■ **PROBLEM**
Where does the string "true" occur in the records below? Copy every line that holds it.

■ **DATA**
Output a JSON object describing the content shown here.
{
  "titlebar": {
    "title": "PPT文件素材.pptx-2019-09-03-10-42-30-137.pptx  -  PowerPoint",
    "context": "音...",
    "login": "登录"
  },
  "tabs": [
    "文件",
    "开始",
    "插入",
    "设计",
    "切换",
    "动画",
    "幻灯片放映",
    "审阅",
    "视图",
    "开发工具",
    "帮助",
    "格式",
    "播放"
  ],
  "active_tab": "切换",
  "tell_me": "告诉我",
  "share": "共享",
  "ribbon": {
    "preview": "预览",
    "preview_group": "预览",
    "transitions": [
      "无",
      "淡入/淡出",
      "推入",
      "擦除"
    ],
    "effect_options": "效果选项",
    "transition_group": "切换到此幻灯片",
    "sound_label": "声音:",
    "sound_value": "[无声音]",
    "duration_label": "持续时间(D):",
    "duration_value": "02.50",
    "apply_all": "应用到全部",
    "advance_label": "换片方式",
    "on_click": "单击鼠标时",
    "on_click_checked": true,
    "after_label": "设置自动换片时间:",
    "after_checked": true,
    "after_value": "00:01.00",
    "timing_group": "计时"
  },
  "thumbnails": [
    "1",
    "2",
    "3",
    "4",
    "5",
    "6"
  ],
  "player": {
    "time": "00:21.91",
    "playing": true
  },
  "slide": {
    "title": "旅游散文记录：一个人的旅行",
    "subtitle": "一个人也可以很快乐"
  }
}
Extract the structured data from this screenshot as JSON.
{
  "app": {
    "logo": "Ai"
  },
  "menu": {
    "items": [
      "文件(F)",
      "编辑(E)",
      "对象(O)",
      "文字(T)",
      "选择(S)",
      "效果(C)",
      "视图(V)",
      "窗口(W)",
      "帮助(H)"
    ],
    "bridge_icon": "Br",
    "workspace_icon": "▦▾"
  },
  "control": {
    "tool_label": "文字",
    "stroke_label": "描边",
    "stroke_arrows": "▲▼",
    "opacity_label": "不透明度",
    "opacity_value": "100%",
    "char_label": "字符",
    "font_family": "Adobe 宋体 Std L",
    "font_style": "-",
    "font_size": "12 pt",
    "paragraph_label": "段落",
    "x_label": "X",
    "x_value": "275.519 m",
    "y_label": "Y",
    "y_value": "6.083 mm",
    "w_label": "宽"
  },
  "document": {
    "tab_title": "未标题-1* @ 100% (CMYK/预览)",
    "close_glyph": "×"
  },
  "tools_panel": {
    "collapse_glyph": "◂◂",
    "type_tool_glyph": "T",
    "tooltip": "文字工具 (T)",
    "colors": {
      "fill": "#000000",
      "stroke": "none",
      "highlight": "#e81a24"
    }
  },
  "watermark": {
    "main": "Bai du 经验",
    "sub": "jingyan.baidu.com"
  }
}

■ **TASK ANSWER**
    "on_click_checked": true,
    "after_checked": true,
    "playing": true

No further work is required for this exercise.